“Do not judge, or you too will be judged. 2 For in the same way you judge others, you will be judged, and with the measure you use, it will be measured to you.3 “Why do you look at the speck of sawdust in your brother’s eye and pay no attention to the plank in your own eye? 4 How can you say to your brother, ‘Let me take the speck out of your eye,’ when all the time there is a plank in your own eye? 5 You hypocrite, first take the plank out of your own eye, and then you will see clearly to remove the speck from your brother’s eye.
6 “Do not give dogs what is sacred; do not throw your pearls to pigs. If you do, they may trample them under their feet, and turn and tear you to pieces.
Jesus now moves on to a personal character issue. He says flatly that we are not to judge others. The reason for this is that we will be judged by the same standard we apply to others. We have sinned. Our neighbors and friends have sinned. If we condemn them without first acknowledging our own sin, our penalty will be just as severe.
Jesus illustrates this point with a humorous story about two people that have something in their eyes. You can't very well help your friend take a speck of sawdust out of his eye when you have a 2x4 in your own eye. Or, put another way, you cannot condemn your neighbor for flaunting his wealth when your heart is filled with envy and covetousness.
We need to tend to our own spiritual problems rather than point to the failures of others. Once we acknowledge those failures before the Great Judge, then maybe we can use what we have learned from the experience to help (not judge) our failing brother or sister rather than condemn them.
God has little patience for hypocritical, judgmental people, but at the same time, I think He wants us to use an enlightened discernment about others. there are those in this world on whom words of warning and judgement would be wasted. Even offering an opinion about their behavior might be dangerous. We need to steer clear of these people because they are not in a place where a call to righteousness would have any value to them. This is what Jesus is talking about in verse 6. You can't give a new car to a 4 year old to drive and you should not waste scripture on a reprobate mind. Neither makes sense and both could be dangerous. We have to wait until God has made them ready and receptive.
-So what do you think was going on in the Judaism of Christ's time that He felt He needed to address this issue of judging others?
It's what has always gone on among human and even among God's people. They were judging each other. In Judea, the religious leadership regularly passed judgement on others using their interpretation of God's laws. However, their interpretation and practice of God's law was, as Jesus pointed out time and time again, a sin itself. They were no more righteous then the people they condemned, except in their own minds.
-What was the result of the self-righteous attitudes of the religious leadership?
Rank and file sinners were barred from their only source of help and salvation. They were separated from God by the rule keepers. There was no place for them to turn.
-What did Jesus' illustration about eyes and bits of wood say to His listeners?
We all have sin in our lives.

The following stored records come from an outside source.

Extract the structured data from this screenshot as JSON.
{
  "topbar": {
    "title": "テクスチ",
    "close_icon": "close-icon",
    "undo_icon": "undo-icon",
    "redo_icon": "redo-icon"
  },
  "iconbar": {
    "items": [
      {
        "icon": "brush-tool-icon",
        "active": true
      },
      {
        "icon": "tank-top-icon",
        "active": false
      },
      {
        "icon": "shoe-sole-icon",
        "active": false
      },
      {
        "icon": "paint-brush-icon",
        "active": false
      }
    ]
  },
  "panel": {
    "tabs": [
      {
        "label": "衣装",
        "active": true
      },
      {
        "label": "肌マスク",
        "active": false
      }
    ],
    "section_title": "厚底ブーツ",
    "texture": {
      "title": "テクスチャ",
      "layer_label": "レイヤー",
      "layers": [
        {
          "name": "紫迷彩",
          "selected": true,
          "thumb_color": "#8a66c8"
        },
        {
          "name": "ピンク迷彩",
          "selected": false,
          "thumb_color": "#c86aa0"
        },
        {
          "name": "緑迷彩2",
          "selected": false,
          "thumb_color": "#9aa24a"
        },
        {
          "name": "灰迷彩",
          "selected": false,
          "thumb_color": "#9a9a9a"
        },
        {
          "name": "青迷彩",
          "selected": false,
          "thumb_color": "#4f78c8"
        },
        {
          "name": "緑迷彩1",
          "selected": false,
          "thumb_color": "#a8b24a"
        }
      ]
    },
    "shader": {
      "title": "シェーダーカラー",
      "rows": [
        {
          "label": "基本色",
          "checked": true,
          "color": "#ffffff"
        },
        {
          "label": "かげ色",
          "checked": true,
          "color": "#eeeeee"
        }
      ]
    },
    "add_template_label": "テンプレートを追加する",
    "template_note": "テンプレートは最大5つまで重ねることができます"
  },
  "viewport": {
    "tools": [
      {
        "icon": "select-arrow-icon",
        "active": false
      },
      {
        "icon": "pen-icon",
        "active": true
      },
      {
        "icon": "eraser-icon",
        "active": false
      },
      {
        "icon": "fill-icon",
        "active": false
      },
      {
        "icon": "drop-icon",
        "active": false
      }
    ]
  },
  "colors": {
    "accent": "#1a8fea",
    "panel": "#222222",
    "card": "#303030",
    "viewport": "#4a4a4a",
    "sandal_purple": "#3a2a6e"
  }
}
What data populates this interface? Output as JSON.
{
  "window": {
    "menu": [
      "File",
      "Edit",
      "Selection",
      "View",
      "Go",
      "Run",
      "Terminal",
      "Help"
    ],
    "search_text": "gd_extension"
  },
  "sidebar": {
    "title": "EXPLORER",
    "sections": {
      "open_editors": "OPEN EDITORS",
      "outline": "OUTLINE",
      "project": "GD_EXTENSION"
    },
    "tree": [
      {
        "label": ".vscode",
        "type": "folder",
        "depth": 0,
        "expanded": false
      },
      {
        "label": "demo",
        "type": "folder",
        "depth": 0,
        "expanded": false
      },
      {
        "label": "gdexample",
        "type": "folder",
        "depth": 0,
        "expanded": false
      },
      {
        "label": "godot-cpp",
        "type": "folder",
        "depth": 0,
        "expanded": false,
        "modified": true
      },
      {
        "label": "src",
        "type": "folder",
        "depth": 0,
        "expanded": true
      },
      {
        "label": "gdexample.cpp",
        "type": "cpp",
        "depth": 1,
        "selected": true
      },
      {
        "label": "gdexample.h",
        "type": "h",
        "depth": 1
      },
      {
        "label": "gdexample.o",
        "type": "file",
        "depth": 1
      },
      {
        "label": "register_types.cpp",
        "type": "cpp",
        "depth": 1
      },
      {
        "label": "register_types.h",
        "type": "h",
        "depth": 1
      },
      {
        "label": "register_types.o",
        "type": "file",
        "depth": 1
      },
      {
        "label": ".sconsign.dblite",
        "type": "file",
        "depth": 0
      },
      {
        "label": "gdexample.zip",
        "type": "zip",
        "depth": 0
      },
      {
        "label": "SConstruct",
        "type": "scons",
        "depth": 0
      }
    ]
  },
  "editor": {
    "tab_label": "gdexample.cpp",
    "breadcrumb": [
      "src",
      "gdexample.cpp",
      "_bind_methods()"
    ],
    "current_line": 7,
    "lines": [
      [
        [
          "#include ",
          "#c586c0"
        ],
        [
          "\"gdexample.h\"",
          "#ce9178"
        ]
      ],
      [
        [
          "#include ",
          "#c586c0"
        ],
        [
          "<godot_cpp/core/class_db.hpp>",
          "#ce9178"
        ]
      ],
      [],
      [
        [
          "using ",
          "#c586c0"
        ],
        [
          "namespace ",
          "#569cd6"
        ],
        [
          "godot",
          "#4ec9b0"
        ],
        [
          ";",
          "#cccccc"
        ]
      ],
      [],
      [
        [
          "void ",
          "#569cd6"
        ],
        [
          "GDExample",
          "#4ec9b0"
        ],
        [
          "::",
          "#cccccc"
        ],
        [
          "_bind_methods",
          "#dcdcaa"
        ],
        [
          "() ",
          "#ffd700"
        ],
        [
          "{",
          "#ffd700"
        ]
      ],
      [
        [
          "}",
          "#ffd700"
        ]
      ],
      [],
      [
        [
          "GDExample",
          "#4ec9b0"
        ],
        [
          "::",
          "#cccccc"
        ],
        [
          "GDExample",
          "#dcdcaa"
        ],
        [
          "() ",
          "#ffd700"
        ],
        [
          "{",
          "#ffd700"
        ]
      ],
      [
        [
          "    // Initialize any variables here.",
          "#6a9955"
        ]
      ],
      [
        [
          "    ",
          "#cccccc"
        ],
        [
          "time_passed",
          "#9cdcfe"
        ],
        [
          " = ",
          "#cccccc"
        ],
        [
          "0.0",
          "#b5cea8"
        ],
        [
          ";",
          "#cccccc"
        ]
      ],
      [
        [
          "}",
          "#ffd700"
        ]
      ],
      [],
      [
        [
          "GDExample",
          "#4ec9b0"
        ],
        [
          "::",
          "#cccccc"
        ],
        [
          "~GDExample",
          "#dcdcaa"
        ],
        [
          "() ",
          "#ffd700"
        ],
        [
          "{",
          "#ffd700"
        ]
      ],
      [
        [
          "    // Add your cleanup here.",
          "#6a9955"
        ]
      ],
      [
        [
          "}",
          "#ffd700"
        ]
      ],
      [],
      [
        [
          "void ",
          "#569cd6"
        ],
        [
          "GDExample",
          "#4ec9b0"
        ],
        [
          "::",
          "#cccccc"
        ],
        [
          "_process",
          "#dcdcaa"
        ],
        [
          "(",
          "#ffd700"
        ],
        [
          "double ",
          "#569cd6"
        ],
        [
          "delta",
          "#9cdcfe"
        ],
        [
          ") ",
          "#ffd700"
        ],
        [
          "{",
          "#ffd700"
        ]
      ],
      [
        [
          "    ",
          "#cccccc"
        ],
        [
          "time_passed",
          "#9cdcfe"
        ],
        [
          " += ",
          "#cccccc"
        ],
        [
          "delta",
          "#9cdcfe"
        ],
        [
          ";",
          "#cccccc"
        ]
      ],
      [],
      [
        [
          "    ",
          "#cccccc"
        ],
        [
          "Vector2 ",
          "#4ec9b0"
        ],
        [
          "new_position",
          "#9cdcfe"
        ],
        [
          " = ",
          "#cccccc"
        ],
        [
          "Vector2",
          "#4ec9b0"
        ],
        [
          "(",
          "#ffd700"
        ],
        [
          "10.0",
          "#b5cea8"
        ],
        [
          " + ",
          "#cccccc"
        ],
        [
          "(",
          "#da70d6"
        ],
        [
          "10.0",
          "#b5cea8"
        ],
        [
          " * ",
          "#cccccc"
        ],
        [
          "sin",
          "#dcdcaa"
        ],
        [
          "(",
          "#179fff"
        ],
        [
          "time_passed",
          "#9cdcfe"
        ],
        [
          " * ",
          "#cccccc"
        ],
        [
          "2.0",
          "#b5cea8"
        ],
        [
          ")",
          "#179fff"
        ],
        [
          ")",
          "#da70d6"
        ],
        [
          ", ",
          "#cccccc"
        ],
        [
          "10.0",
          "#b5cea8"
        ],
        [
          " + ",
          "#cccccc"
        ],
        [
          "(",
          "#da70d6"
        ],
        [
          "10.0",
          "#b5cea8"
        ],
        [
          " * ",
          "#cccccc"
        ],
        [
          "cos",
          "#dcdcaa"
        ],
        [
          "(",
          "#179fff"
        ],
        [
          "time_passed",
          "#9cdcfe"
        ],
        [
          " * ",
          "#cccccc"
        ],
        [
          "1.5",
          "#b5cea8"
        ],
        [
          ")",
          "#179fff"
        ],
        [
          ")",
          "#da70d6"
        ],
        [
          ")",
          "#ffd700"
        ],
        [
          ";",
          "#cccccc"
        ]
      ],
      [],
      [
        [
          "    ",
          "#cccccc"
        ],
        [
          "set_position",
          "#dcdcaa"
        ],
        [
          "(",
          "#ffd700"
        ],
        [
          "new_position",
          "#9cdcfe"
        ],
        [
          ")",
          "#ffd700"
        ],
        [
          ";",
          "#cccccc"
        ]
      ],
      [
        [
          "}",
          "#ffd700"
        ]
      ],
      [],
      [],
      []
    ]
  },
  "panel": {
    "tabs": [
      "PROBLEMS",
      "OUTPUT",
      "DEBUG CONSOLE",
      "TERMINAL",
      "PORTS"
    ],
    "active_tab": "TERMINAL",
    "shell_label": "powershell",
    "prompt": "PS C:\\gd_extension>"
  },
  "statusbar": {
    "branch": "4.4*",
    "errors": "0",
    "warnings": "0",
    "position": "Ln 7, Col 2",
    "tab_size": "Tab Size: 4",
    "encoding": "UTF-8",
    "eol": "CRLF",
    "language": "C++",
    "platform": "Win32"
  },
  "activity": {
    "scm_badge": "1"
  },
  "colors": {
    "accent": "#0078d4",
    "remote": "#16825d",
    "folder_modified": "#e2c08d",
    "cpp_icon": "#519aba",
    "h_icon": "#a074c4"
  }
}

Some have a lot and some not so much, but it all separates us from God if we let it. Pointing out a brother's sin does nothing for the sin in our own lives. Instead, we should all look to clearing our own spiritual vision by removing the sin from our own lives and then helping - not judging - our brothers and sisters with their sin problems.
-Have you ever noticed, after reading the gospels, just how comfortable sinners were in Jesus' presence? Why do you think this is the case?
He did not judge them. He helped them. He helped them see for themselves what their problems were and He had compassion on them and He forgave them.
-Have you sen the opposite pattern in the gospels where the religious people were very uncomfortable in Jesus' presence? Why do you think this was the case?
He convicted them of their abject failure to keep their own rules, let alone God's law. See Luke 7:36-50 and John 8:1-11 for examples of this. These are amazing examples of how, without judging, Jesus led people to see their own sin. The sinners in the story were glad for God's grace. Those that considered themselves religious, sort of slunk away in horror.
-So what about today? Do you think unbelieving sinners would feel comfortable with us today as they did with Jesus?
If you are honest, can you really say yes to that question?
-Has the Church become a fortress to protect the "pure" and keep out sin? Should it not be more like a hospital, admitting the diseased and injured in search of a cure or healing?
These are worrisome questions. We do not want to become like our world's culture, but we do want to welcome them in when they are ready and not beat them up for their former lives. We want them to know they have a place with us in His kingdom if that is what they want. We must not put up barriers of prejudgment.
-So is there ever a time or place for judgement of others?
Check out Romans 2:1-4. Read about the situation in Corinth in I Corinthians 5. Then see the best policy about the matter in I Thessalonians 5:14-24.
If we avoid sin, we will likely NOT be judged by anyone - God or man. Barring that, I think we have to immediately throw ourselves on the mercy of God's court. Grace is available. Men may not be so generous, but God will take up for us if repentance is in evidence.
Bottom line...don't judge others. Just don't. It does not help them or you.